■ **Assignment**
Exclude every picture and return the remaining entries below verbatim.

(Excerpts from an interface dataset)
*** Begin section ***

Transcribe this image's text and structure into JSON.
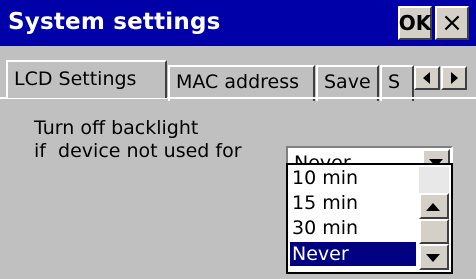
{
  "window": {
    "title": "System settings",
    "ok_label": "OK",
    "close_label": "×"
  },
  "tabs": [
    {
      "label": "LCD Settings",
      "active": true
    },
    {
      "label": "MAC address",
      "active": false
    },
    {
      "label": "Save",
      "active": false
    },
    {
      "label": "S",
      "active": false
    }
  ],
  "content": {
    "label_line1": "Turn off backlight",
    "label_line2": "if  device not used for",
    "combo_value": "Never",
    "options": [
      "10 min",
      "15 min",
      "30 min",
      "Never"
    ],
    "selected_option": "Never"
  },
  "colors": {
    "titlebar": "#0000a8",
    "selection": "#000080",
    "face": "#c0c0c0"
  }
}
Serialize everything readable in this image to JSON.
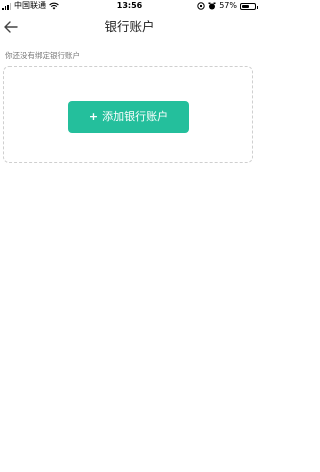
{
  "status_bar": {
    "carrier": "中国联通",
    "time": "13:56",
    "battery_percent": "57%",
    "battery_level": 0.57
  },
  "nav": {
    "title": "银行账户",
    "back_icon": "arrow-left-icon"
  },
  "main": {
    "hint_text": "你还没有绑定银行账户",
    "add_button": {
      "icon": "+",
      "label": "添加银行账户",
      "color": "#24bf9c"
    }
  }
}
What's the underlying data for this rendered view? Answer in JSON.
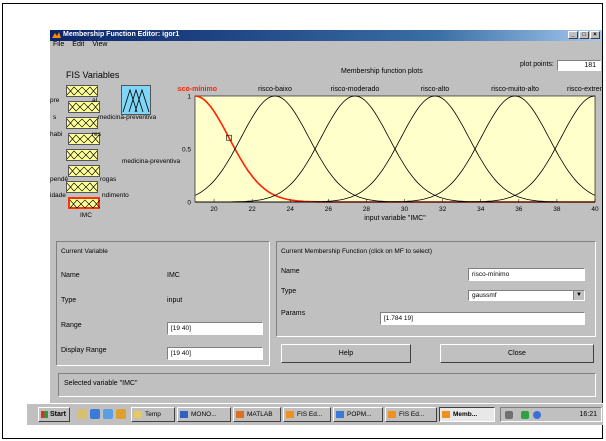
{
  "window": {
    "title": "Membership Function Editor: igor1"
  },
  "menu": [
    "File",
    "Edit",
    "View"
  ],
  "fis": {
    "title": "FIS Variables",
    "inputs": [
      "previdencia-social",
      "saude",
      "habitos-alimentares",
      "",
      "",
      "dependencia-de-drogas",
      "sedentarismo-atividade",
      "IMC"
    ],
    "visible_labels": [
      "pre",
      "al",
      "s",
      "medicina-preventiva",
      "habi",
      "res",
      "pendê",
      "rogas",
      "idade",
      "ndimento",
      "IMC"
    ],
    "output": "medicina-preventiva"
  },
  "plot": {
    "title": "Membership function plots",
    "plot_points_label": "plot points:",
    "plot_points": "181",
    "xlabel": "input variable \"IMC\"",
    "xticks": [
      "20",
      "22",
      "24",
      "26",
      "28",
      "30",
      "32",
      "34",
      "36",
      "38",
      "40"
    ],
    "yticks": [
      "0",
      "0.5",
      "1"
    ]
  },
  "chart_data": {
    "type": "line",
    "title": "Membership function plots",
    "xlabel": "input variable \"IMC\"",
    "ylabel": "",
    "xlim": [
      19,
      40
    ],
    "ylim": [
      0,
      1
    ],
    "series": [
      {
        "name": "risco-mínimo",
        "mf": "gaussmf",
        "sigma": 1.784,
        "center": 19,
        "selected": true
      },
      {
        "name": "risco-baixo",
        "mf": "gaussmf",
        "sigma": 1.784,
        "center": 23.2
      },
      {
        "name": "risco-moderado",
        "mf": "gaussmf",
        "sigma": 1.784,
        "center": 27.4
      },
      {
        "name": "risco-alto",
        "mf": "gaussmf",
        "sigma": 1.784,
        "center": 31.6
      },
      {
        "name": "risco-muito-alto",
        "mf": "gaussmf",
        "sigma": 1.784,
        "center": 35.8
      },
      {
        "name": "risco-extremamente-alto",
        "mf": "gaussmf",
        "sigma": 1.784,
        "center": 40
      }
    ]
  },
  "mf_labels": [
    "risco-mínimo",
    "risco-baixo",
    "risco-moderado",
    "risco-alto",
    "risco-muito-alto",
    "risco-extremamen"
  ],
  "current_variable": {
    "header": "Current Variable",
    "name_label": "Name",
    "name_value": "IMC",
    "type_label": "Type",
    "type_value": "input",
    "range_label": "Range",
    "range_value": "[19 40]",
    "display_label": "Display Range",
    "display_value": "[19 40]"
  },
  "current_mf": {
    "header": "Current Membership Function (click on MF to select)",
    "name_label": "Name",
    "name_value": "risco-mínimo",
    "type_label": "Type",
    "type_value": "gaussmf",
    "params_label": "Params",
    "params_value": "[1.784 19]"
  },
  "buttons": {
    "help": "Help",
    "close": "Close"
  },
  "status": "Selected variable \"IMC\"",
  "taskbar": {
    "start": "Start",
    "items": [
      "Temp",
      "MONO...",
      "MATLAB",
      "FIS Ed...",
      "POPM...",
      "FIS Ed...",
      "Memb..."
    ],
    "clock": "16:21"
  },
  "colors": {
    "plot_bg": "#ffffcc",
    "selected": "#ff2200",
    "curve": "#000000",
    "titlebar": "#0a246a"
  }
}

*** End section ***

■ **Output below**
Transcribe this image's text and structure into JSON.
{
  "window": {
    "title": "System settings",
    "ok_label": "OK",
    "close_label": "×"
  },
  "tabs": [
    {
      "label": "LCD Settings",
      "active": true
    },
    {
      "label": "MAC address",
      "active": false
    },
    {
      "label": "Save",
      "active": false
    },
    {
      "label": "S",
      "active": false
    }
  ],
  "content": {
    "label_line1": "Turn off backlight",
    "label_line2": "if  device not used for",
    "combo_value": "Never",
    "options": [
      "10 min",
      "15 min",
      "30 min",
      "Never"
    ],
    "selected_option": "Never"
  },
  "colors": {
    "titlebar": "#0000a8",
    "selection": "#000080",
    "face": "#c0c0c0"
  }
}
Serialize everything readable in this image to JSON.
{
  "status_bar": {
    "carrier": "中国联通",
    "time": "13:56",
    "battery_percent": "57%",
    "battery_level": 0.57
  },
  "nav": {
    "title": "银行账户",
    "back_icon": "arrow-left-icon"
  },
  "main": {
    "hint_text": "你还没有绑定银行账户",
    "add_button": {
      "icon": "+",
      "label": "添加银行账户",
      "color": "#24bf9c"
    }
  }
}
What's the underlying data for this rendered view? Answer in JSON.
{
  "window": {
    "title": "Membership Function Editor: igor1"
  },
  "menu": [
    "File",
    "Edit",
    "View"
  ],
  "fis": {
    "title": "FIS Variables",
    "inputs": [
      "previdencia-social",
      "saude",
      "habitos-alimentares",
      "",
      "",
      "dependencia-de-drogas",
      "sedentarismo-atividade",
      "IMC"
    ],
    "visible_labels": [
      "pre",
      "al",
      "s",
      "medicina-preventiva",
      "habi",
      "res",
      "pendê",
      "rogas",
      "idade",
      "ndimento",
      "IMC"
    ],
    "output": "medicina-preventiva"
  },
  "plot": {
    "title": "Membership function plots",
    "plot_points_label": "plot points:",
    "plot_points": "181",
    "xlabel": "input variable \"IMC\"",
    "xticks": [
      "20",
      "22",
      "24",
      "26",
      "28",
      "30",
      "32",
      "34",
      "36",
      "38",
      "40"
    ],
    "yticks": [
      "0",
      "0.5",
      "1"
    ]
  },
  "chart_data": {
    "type": "line",
    "title": "Membership function plots",
    "xlabel": "input variable \"IMC\"",
    "ylabel": "",
    "xlim": [
      19,
      40
    ],
    "ylim": [
      0,
      1
    ],
    "series": [
      {
        "name": "risco-mínimo",
        "mf": "gaussmf",
        "sigma": 1.784,
        "center": 19,
        "selected": true
      },
      {
        "name": "risco-baixo",
        "mf": "gaussmf",
        "sigma": 1.784,
        "center": 23.2
      },
      {
        "name": "risco-moderado",
        "mf": "gaussmf",
        "sigma": 1.784,
        "center": 27.4
      },
      {
        "name": "risco-alto",
        "mf": "gaussmf",
        "sigma": 1.784,
        "center": 31.6
      },
      {
        "name": "risco-muito-alto",
        "mf": "gaussmf",
        "sigma": 1.784,
        "center": 35.8
      },
      {
        "name": "risco-extremamente-alto",
        "mf": "gaussmf",
        "sigma": 1.784,
        "center": 40
      }
    ]
  },
  "mf_labels": [
    "risco-mínimo",
    "risco-baixo",
    "risco-moderado",
    "risco-alto",
    "risco-muito-alto",
    "risco-extremamen"
  ],
  "current_variable": {
    "header": "Current Variable",
    "name_label": "Name",
    "name_value": "IMC",
    "type_label": "Type",
    "type_value": "input",
    "range_label": "Range",
    "range_value": "[19 40]",
    "display_label": "Display Range",
    "display_value": "[19 40]"
  },
  "current_mf": {
    "header": "Current Membership Function (click on MF to select)",
    "name_label": "Name",
    "name_value": "risco-mínimo",
    "type_label": "Type",
    "type_value": "gaussmf",
    "params_label": "Params",
    "params_value": "[1.784 19]"
  },
  "buttons": {
    "help": "Help",
    "close": "Close"
  },
  "status": "Selected variable \"IMC\"",
  "taskbar": {
    "start": "Start",
    "items": [
      "Temp",
      "MONO...",
      "MATLAB",
      "FIS Ed...",
      "POPM...",
      "FIS Ed...",
      "Memb..."
    ],
    "clock": "16:21"
  },
  "colors": {
    "plot_bg": "#ffffcc",
    "selected": "#ff2200",
    "curve": "#000000",
    "titlebar": "#0a246a"
  }
}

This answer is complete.